On the Interplay between Sparsity, Naturalness, Intelligibility, and Prosody in Speech Synthesis

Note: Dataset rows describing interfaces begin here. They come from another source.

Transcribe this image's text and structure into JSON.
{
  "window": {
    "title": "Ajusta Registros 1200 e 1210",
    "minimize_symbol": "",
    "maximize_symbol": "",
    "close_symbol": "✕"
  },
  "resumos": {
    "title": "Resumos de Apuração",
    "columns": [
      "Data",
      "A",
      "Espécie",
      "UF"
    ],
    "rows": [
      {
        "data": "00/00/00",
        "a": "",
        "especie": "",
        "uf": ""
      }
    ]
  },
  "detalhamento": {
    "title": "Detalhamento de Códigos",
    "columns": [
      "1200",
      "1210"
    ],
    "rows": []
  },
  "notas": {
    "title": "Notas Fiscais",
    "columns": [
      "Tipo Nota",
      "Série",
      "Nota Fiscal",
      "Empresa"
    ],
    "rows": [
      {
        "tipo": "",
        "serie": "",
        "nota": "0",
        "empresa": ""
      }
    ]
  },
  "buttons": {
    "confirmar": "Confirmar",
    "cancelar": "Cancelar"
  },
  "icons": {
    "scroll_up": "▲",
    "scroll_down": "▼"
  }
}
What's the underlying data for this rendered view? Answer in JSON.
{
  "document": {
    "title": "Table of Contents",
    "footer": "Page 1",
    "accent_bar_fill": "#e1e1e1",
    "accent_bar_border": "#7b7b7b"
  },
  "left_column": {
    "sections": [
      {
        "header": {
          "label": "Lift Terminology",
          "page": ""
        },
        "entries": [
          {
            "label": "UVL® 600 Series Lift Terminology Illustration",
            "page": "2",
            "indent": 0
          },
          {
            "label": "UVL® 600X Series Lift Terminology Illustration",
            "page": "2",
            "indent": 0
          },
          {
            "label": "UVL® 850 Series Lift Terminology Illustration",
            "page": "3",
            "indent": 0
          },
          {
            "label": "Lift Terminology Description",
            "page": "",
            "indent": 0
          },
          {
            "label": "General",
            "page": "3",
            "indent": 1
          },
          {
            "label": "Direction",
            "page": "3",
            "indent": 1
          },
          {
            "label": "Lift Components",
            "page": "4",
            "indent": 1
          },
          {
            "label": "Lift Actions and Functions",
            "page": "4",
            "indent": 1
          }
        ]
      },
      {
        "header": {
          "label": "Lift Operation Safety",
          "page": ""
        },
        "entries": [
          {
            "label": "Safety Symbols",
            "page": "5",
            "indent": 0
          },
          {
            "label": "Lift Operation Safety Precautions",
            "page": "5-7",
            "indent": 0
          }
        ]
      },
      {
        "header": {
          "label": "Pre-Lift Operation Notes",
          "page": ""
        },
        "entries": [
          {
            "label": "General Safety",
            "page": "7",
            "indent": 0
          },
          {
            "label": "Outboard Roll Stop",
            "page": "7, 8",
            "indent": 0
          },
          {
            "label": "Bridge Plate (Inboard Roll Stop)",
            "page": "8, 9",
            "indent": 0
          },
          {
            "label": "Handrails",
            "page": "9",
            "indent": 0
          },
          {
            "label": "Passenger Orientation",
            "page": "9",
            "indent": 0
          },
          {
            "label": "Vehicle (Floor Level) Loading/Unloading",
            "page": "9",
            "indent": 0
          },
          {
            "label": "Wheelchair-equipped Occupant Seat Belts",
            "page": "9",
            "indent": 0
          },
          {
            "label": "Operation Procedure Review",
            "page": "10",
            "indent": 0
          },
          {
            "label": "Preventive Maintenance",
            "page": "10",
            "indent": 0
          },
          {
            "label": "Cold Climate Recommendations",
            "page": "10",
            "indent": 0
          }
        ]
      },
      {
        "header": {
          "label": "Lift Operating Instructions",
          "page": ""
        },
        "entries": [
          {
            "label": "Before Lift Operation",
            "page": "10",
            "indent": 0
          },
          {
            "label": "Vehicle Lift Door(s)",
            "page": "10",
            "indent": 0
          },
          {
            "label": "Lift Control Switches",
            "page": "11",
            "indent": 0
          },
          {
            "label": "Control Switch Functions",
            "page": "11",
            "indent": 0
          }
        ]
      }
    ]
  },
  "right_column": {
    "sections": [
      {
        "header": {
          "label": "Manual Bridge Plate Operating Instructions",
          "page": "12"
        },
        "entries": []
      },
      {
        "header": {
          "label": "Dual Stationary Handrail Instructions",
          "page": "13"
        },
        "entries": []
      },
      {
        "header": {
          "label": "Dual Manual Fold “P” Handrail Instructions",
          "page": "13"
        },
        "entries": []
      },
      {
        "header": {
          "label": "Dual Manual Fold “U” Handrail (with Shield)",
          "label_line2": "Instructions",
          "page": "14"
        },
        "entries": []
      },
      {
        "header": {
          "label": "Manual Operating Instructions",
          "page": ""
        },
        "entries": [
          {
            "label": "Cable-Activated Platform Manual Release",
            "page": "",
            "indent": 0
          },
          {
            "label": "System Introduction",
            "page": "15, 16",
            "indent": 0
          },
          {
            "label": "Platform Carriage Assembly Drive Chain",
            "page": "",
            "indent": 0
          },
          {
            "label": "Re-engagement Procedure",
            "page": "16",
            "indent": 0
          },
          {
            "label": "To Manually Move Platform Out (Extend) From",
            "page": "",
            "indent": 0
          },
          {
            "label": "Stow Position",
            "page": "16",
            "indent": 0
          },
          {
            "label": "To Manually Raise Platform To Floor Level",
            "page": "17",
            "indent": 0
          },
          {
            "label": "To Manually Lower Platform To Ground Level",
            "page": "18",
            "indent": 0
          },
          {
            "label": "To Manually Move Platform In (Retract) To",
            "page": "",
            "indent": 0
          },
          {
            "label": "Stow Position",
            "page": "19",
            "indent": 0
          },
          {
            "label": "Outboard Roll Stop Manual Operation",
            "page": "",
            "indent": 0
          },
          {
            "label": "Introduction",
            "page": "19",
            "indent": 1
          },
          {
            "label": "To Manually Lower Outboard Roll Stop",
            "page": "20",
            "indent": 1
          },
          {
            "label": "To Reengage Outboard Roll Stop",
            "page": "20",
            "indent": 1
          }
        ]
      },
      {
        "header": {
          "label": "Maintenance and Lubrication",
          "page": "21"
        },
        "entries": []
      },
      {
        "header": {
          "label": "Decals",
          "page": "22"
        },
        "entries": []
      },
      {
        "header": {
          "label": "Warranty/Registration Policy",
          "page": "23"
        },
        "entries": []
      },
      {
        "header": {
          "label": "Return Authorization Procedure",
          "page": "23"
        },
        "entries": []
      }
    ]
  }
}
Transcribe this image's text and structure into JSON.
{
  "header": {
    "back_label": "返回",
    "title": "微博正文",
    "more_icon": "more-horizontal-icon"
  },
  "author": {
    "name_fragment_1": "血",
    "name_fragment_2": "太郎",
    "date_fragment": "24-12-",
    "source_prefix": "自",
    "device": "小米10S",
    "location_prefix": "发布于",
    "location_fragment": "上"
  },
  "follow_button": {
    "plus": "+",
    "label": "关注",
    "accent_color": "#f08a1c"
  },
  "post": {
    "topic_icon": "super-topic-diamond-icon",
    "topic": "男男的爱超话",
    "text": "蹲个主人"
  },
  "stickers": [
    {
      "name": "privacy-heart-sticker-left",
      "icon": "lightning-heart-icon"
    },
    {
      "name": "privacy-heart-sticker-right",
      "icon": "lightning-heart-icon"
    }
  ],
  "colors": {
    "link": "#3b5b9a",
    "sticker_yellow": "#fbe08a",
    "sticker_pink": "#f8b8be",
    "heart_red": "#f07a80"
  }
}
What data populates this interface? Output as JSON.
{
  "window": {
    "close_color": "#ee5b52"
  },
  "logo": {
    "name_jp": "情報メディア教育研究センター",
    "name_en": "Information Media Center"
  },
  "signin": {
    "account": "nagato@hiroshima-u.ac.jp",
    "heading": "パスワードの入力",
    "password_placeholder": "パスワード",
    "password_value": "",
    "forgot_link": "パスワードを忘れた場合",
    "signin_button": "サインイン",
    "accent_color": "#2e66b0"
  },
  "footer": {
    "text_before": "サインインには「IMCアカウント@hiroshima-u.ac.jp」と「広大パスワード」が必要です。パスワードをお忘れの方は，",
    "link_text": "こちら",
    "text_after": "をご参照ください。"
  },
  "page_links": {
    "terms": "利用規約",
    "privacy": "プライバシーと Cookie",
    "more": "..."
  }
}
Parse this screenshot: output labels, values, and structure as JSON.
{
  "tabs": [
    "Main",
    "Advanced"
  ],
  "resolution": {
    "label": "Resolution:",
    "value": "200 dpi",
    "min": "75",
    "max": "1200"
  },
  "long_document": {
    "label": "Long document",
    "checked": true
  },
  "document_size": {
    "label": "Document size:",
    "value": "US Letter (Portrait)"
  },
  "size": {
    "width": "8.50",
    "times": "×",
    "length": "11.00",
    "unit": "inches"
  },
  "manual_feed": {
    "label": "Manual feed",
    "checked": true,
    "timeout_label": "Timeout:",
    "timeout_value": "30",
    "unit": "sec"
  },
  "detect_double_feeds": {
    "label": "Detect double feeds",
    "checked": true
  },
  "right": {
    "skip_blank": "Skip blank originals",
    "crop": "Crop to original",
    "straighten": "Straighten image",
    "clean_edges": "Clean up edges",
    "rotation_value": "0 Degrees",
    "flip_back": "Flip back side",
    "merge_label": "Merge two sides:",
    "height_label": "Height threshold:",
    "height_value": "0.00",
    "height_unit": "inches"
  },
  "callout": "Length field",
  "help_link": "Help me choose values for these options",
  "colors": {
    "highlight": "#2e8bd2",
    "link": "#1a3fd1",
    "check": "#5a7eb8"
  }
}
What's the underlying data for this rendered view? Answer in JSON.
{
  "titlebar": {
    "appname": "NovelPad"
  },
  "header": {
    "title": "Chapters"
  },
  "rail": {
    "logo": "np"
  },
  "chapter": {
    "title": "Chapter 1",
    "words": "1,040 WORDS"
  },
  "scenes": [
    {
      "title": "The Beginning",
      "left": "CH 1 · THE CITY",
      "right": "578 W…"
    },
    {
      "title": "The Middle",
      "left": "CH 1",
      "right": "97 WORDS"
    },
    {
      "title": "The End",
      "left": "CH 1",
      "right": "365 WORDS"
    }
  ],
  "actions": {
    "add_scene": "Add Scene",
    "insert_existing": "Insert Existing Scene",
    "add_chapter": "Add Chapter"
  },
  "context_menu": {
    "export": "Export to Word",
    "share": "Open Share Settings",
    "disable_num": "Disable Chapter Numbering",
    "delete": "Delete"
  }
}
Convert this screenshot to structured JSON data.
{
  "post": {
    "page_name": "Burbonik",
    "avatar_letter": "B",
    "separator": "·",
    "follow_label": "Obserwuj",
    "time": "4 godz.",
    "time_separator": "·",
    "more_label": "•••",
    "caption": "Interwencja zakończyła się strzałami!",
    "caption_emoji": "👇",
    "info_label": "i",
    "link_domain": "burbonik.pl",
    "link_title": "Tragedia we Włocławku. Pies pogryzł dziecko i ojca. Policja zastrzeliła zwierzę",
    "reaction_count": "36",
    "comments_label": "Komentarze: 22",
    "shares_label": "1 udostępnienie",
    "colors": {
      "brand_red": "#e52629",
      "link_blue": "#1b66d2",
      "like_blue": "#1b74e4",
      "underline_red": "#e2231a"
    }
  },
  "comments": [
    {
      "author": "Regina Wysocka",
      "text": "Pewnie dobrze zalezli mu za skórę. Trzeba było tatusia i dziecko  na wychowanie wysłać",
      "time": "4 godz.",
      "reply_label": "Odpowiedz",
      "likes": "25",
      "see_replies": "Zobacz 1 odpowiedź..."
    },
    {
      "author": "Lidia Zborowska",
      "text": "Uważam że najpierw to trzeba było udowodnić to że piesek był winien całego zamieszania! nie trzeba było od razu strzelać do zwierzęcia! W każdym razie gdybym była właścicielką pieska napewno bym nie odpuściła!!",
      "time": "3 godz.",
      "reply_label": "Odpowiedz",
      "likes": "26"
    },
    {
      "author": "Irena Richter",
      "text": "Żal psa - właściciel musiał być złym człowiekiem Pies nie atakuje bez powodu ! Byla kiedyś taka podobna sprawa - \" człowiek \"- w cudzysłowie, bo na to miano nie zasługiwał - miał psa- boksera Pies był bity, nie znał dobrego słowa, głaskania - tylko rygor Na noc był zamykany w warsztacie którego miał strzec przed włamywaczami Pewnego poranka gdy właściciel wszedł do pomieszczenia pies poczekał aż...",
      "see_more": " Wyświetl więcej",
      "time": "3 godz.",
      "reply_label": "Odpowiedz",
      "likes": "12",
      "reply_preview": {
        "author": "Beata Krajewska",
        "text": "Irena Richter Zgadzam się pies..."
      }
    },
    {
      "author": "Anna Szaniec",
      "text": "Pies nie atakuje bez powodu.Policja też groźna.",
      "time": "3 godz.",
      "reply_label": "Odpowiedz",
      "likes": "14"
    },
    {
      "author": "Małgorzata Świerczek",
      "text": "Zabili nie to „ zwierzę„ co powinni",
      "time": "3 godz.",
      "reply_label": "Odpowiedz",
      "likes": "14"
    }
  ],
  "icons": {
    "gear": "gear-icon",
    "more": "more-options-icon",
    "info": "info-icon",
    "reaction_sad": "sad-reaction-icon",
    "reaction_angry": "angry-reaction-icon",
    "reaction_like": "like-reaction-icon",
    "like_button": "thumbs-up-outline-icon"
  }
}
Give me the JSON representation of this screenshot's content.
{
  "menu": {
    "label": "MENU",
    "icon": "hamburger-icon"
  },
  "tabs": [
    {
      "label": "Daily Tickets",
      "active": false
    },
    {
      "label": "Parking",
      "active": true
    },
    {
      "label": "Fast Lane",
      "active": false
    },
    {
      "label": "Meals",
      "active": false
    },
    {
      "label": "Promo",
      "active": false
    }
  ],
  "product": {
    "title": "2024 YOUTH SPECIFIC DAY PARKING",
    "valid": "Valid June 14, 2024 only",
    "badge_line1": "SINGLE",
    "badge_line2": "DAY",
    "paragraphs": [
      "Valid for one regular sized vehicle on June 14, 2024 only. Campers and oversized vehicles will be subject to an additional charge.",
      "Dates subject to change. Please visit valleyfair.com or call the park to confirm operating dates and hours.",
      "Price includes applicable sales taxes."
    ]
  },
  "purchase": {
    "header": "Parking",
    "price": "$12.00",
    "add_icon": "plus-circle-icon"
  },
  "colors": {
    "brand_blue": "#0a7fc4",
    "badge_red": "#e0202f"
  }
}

Are end-to-end text-to-speech (TTS) models over-parametrized? To what extent can these models be pruned, and what happens to their synthesis capabilities? This work serves as a starting point to explore pruning both spectrogram prediction networks and vocoders. We thoroughly investigate the tradeoffs between sparsity and its subsequent effects on synthetic speech. Additionally, we explore several aspects of TTS pruning: amount of finetuning data versus sparsity, TTS-Augmentation to utilize unspoken text, and combining knowledge distillation and pruning. Our findings suggest that not only are end-to-end TTS models highly prunable, but also, perhaps surprisingly, pruned TTS models can produce synthetic speech with equal or higher naturalness and intelligibility, with similar prosody. All of our experiments are conducted on publicly available models, and findings in this work are backed by large-scale subjective tests and objective measures. Code and 200 pruned models are made available to facilitate future research on efficiency in TTS 1 .